Work to complete: A verbatim copy of every record is needed.

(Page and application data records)
-- Opening Marker --

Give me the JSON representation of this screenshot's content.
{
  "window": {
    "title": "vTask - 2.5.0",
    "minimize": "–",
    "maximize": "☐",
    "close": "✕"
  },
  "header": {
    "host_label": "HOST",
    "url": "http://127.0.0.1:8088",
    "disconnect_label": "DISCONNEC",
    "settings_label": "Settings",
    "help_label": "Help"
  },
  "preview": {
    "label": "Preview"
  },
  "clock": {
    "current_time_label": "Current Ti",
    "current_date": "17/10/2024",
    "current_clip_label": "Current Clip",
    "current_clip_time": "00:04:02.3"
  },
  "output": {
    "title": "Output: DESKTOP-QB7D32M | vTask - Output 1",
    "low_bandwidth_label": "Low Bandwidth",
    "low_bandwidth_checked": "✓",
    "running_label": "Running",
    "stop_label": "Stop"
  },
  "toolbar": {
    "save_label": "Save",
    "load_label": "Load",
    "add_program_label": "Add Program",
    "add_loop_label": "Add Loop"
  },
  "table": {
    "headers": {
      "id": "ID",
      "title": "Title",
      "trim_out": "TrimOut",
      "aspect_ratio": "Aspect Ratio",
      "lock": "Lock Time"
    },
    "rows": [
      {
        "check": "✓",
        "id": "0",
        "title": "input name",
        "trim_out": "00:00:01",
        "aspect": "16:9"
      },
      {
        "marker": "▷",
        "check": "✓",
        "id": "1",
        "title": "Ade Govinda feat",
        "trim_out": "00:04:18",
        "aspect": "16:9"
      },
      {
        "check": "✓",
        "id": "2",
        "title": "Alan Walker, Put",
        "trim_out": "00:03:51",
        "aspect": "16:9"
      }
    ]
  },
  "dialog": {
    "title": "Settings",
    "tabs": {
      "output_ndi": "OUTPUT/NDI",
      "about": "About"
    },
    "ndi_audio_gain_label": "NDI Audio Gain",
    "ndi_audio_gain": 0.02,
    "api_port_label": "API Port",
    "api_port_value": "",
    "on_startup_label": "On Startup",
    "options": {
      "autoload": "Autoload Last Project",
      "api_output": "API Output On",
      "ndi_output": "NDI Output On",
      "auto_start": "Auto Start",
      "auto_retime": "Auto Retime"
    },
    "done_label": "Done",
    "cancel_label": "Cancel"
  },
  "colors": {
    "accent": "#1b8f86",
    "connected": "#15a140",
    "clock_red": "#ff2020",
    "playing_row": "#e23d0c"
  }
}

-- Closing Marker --

Result below:
Give me the JSON representation of this screenshot's content.
{
  "window": {
    "title": "vTask - 2.5.0",
    "minimize": "–",
    "maximize": "☐",
    "close": "✕"
  },
  "header": {
    "host_label": "HOST",
    "url": "http://127.0.0.1:8088",
    "disconnect_label": "DISCONNEC",
    "settings_label": "Settings",
    "help_label": "Help"
  },
  "preview": {
    "label": "Preview"
  },
  "clock": {
    "current_time_label": "Current Ti",
    "current_date": "17/10/2024",
    "current_clip_label": "Current Clip",
    "current_clip_time": "00:04:02.3"
  },
  "output": {
    "title": "Output: DESKTOP-QB7D32M | vTask - Output 1",
    "low_bandwidth_label": "Low Bandwidth",
    "low_bandwidth_checked": "✓",
    "running_label": "Running",
    "stop_label": "Stop"
  },
  "toolbar": {
    "save_label": "Save",
    "load_label": "Load",
    "add_program_label": "Add Program",
    "add_loop_label": "Add Loop"
  },
  "table": {
    "headers": {
      "id": "ID",
      "title": "Title",
      "trim_out": "TrimOut",
      "aspect_ratio": "Aspect Ratio",
      "lock": "Lock Time"
    },
    "rows": [
      {
        "check": "✓",
        "id": "0",
        "title": "input name",
        "trim_out": "00:00:01",
        "aspect": "16:9"
      },
      {
        "marker": "▷",
        "check": "✓",
        "id": "1",
        "title": "Ade Govinda feat",
        "trim_out": "00:04:18",
        "aspect": "16:9"
      },
      {
        "check": "✓",
        "id": "2",
        "title": "Alan Walker, Put",
        "trim_out": "00:03:51",
        "aspect": "16:9"
      }
    ]
  },
  "dialog": {
    "title": "Settings",
    "tabs": {
      "output_ndi": "OUTPUT/NDI",
      "about": "About"
    },
    "ndi_audio_gain_label": "NDI Audio Gain",
    "ndi_audio_gain": 0.02,
    "api_port_label": "API Port",
    "api_port_value": "",
    "on_startup_label": "On Startup",
    "options": {
      "autoload": "Autoload Last Project",
      "api_output": "API Output On",
      "ndi_output": "NDI Output On",
      "auto_start": "Auto Start",
      "auto_retime": "Auto Retime"
    },
    "done_label": "Done",
    "cancel_label": "Cancel"
  },
  "colors": {
    "accent": "#1b8f86",
    "connected": "#15a140",
    "clock_red": "#ff2020",
    "playing_row": "#e23d0c"
  }
}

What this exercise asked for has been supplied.